One his students, later Professor, Russell Lansbury noting him as an outstanding teacher also commented ‘he read every student essay carefully but did not tell you what to think he posed questions- his interest was seminal’
A brilliant classroom teacher and pioneer in social studies and politics he had a scholarly breadth that saw him familiar with so much. He was well versed in the classics, Latin, modern literature and he was well versed in theology. He had a keen sense of humour and a dry wit but he was always modest and self- effacing.
Graeme was at the school under three principals Thompson, Collins and Barberis but he is most well known for his remarkable work as vice principal to Barberis. The two of them combined to make a brilliant and effective combination. He was promoted to Vice-Principal in 1976. In his work as vice-principal he became a legendary figure. His voice and presence immediately had the attention of the students, who respected him greatly. He rejoiced in the nick name of “Snapper”, for reasons unknown. Legend amongst the boys had him as a former boxer!

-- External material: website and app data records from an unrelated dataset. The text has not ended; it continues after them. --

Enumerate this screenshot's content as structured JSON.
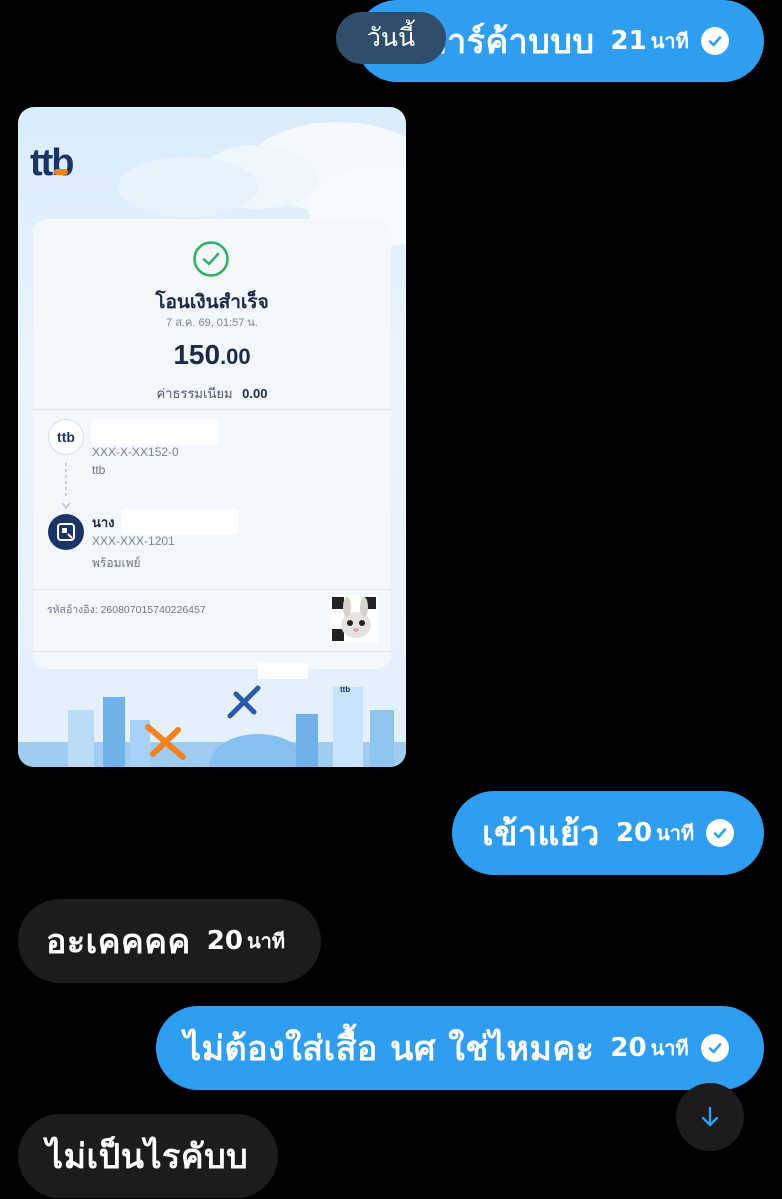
{
  "date_chip": "วันนี้",
  "messages": [
    {
      "dir": "out",
      "text": "การ์ค้าบบบ",
      "time_num": "21",
      "time_unit": "นาที",
      "read": true
    },
    {
      "dir": "out",
      "text": "เข้าแย้ว",
      "time_num": "20",
      "time_unit": "นาที",
      "read": true
    },
    {
      "dir": "in",
      "text": "อะเคคคค",
      "time_num": "20",
      "time_unit": "นาที"
    },
    {
      "dir": "out",
      "text": "ไม่ต้องใส่เสื้อ นศ ใช่ไหมคะ",
      "time_num": "20",
      "time_unit": "นาที",
      "read": true
    },
    {
      "dir": "in",
      "text": "ไม่เป็นไรคับบ"
    }
  ],
  "receipt": {
    "bank_logo": "ttb",
    "status": "โอนเงินสำเร็จ",
    "datetime": "7 ส.ค. 69, 01:57 น.",
    "amount_main": "150",
    "amount_dec": ".00",
    "fee_label": "ค่าธรรมเนียม",
    "fee_value": "0.00",
    "sender": {
      "account": "XXX-X-XX152-0",
      "bank": "ttb",
      "icon": "ttb-logo-icon"
    },
    "receiver": {
      "name_prefix": "นาง",
      "account": "XXX-XXX-1201",
      "bank": "พร้อมเพย์",
      "icon": "promptpay-icon"
    },
    "ref_label": "รหัสอ้างอิง:",
    "ref_value": "260807015740226457",
    "building_sign": "ttb"
  },
  "colors": {
    "outgoing": "#2f9ef0",
    "incoming": "#1c1c1e",
    "success": "#2bb25a",
    "brand_navy": "#1b3468",
    "brand_orange": "#f58220"
  }
}
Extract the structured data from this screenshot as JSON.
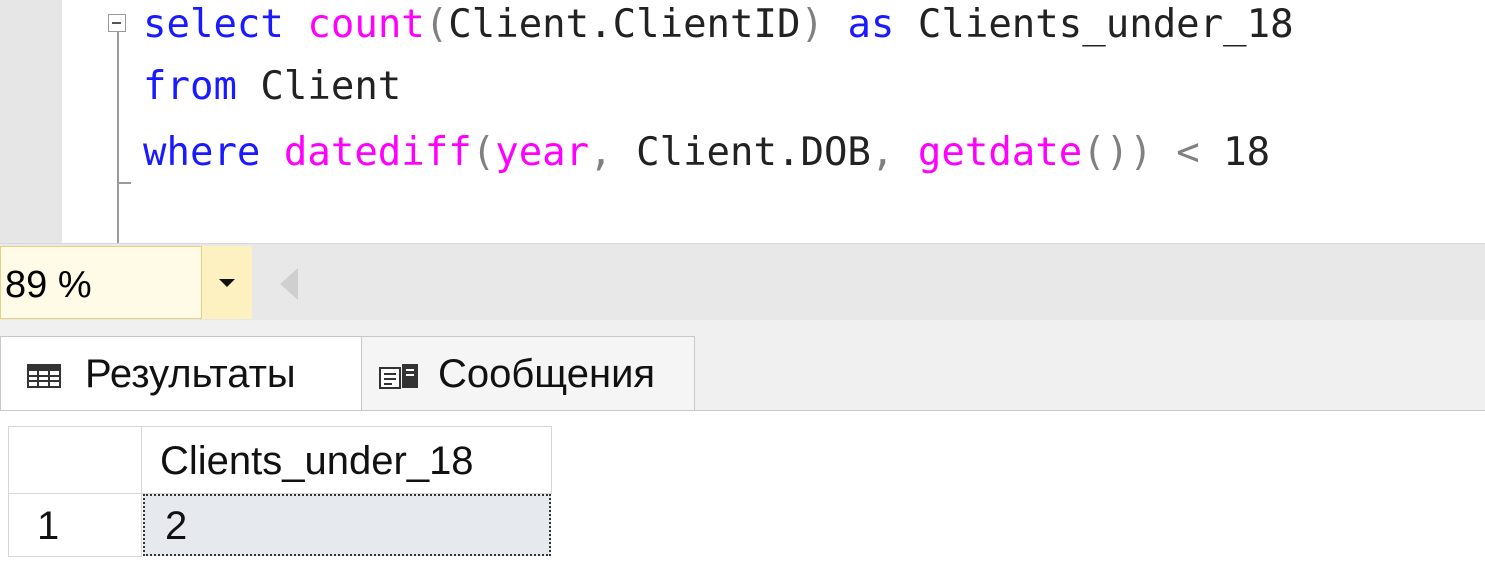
{
  "editor": {
    "line1": {
      "kw_select": "select",
      "fn_count": "count",
      "paren_open": "(",
      "ident": "Client.ClientID",
      "paren_close": ")",
      "kw_as": "as",
      "alias": "Clients_under_18"
    },
    "line2": {
      "kw_from": "from",
      "table": "Client"
    },
    "line3": {
      "kw_where": "where",
      "fn_datediff": "datediff",
      "paren_open": "(",
      "arg_year": "year",
      "comma1": ",",
      "arg_dob": "Client.DOB",
      "comma2": ",",
      "fn_getdate": "getdate",
      "parens": "()",
      "paren_close": ")",
      "op_lt": "<",
      "number": "18"
    }
  },
  "zoom": {
    "value": "89 %"
  },
  "tabs": {
    "results_label": "Результаты",
    "messages_label": "Сообщения"
  },
  "grid": {
    "columns": [
      "Clients_under_18"
    ],
    "rows": [
      {
        "row_number": "1",
        "values": [
          "2"
        ]
      }
    ]
  },
  "colors": {
    "keyword": "#1a1aff",
    "function": "#ff00ff",
    "operator": "#808080",
    "zoom_bg": "#fffbe6",
    "selected_cell": "#e6eaef"
  },
  "icons": {
    "results_tab": "grid-icon",
    "messages_tab": "messages-icon",
    "fold": "collapse-icon",
    "zoom_dropdown": "chevron-down-icon",
    "scroll": "scroll-left-icon"
  }
}
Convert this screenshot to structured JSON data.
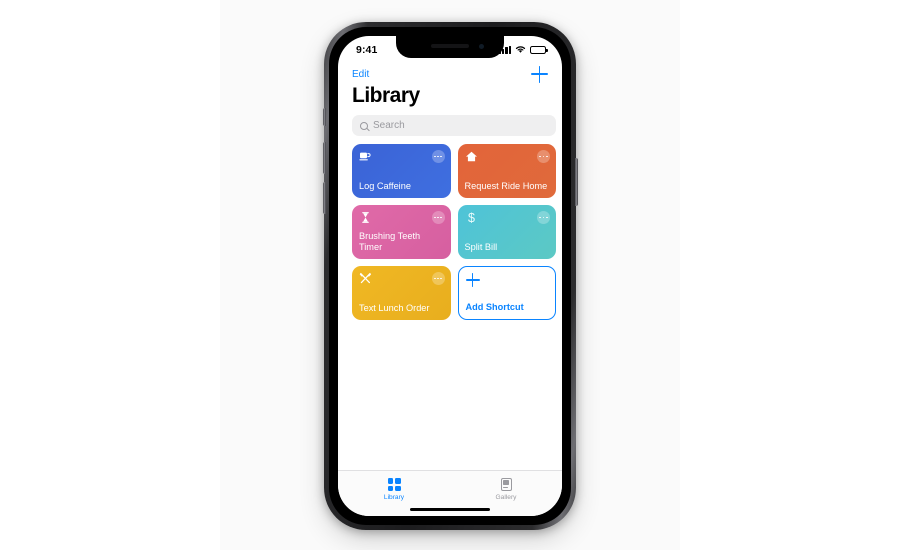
{
  "status_bar": {
    "time": "9:41",
    "signal_icon": "cellular-bars-icon",
    "wifi_icon": "wifi-icon",
    "battery_icon": "battery-icon"
  },
  "nav": {
    "edit_label": "Edit",
    "add_icon": "plus-icon"
  },
  "page_title": "Library",
  "search": {
    "placeholder": "Search",
    "icon": "search-icon"
  },
  "shortcuts": [
    {
      "title": "Log Caffeine",
      "icon": "coffee-cup-icon",
      "color_start": "#3b63d6",
      "color_end": "#3f6fe0",
      "menu_icon": "more-options-icon"
    },
    {
      "title": "Request Ride Home",
      "icon": "home-icon",
      "color_start": "#e2643a",
      "color_end": "#e06a3b",
      "menu_icon": "more-options-icon"
    },
    {
      "title": "Brushing Teeth Timer",
      "icon": "hourglass-icon",
      "color_start": "#e06aa8",
      "color_end": "#d65fa0",
      "menu_icon": "more-options-icon"
    },
    {
      "title": "Split Bill",
      "icon": "dollar-sign-icon",
      "color_start": "#4ec3d8",
      "color_end": "#5cc9c4",
      "menu_icon": "more-options-icon"
    },
    {
      "title": "Text Lunch Order",
      "icon": "fork-knife-icon",
      "color_start": "#f0b824",
      "color_end": "#e8ae1e",
      "menu_icon": "more-options-icon"
    }
  ],
  "add_shortcut": {
    "label": "Add Shortcut",
    "icon": "plus-icon",
    "accent": "#0a84ff"
  },
  "tab_bar": {
    "tabs": [
      {
        "label": "Library",
        "icon": "grid-icon",
        "active": true
      },
      {
        "label": "Gallery",
        "icon": "gallery-card-icon",
        "active": false
      }
    ]
  }
}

He never had disciplinary problems.
Among his stories, was of a phone call reporting that a boy was ill and would be absent that day from school, asked who was speaking the reply was “Its my father speaking”.
When Graeme Duke retired in 1986, Principal Lou Barberis said the debt to him was immense: he had administered a large and complex institution with apparent ease and his influence on staff and students was enormous. He was not only wise but his ’presence instilled respect’. Barberis went on to say ‘he brings to an exacting role a superb intellect, wisdom and long familiarity with and an inspired awareness of the unique character of MHS’ and he showed ‘unremitting dedication’.
He provided for staff and students important structures within which they could function and show creativity and achieve excellence.
Sadly soon after he retired in 1987 his wife Sheila, died. This was a grievous blow. He was a man of faith and he then undertook study for a Doctorate. He was successful and became a Doctorate of Divinity, his thesis topic was Biblical criticism and the Protestant Churches in Victoria 1850-1900.
Graeme retained a keen interest in the school was a regular at school and old boy events and was a key figure in the writing of the history of the school as well as the centenary celebrations.”
A real scholar in retirement he undertook much scholarly work.
Not only was Graeme Duke one of the great figures in the history of MHS but one of the most loved.
He truly Honoured the Work
Dr Alan Gregory AM , School Historian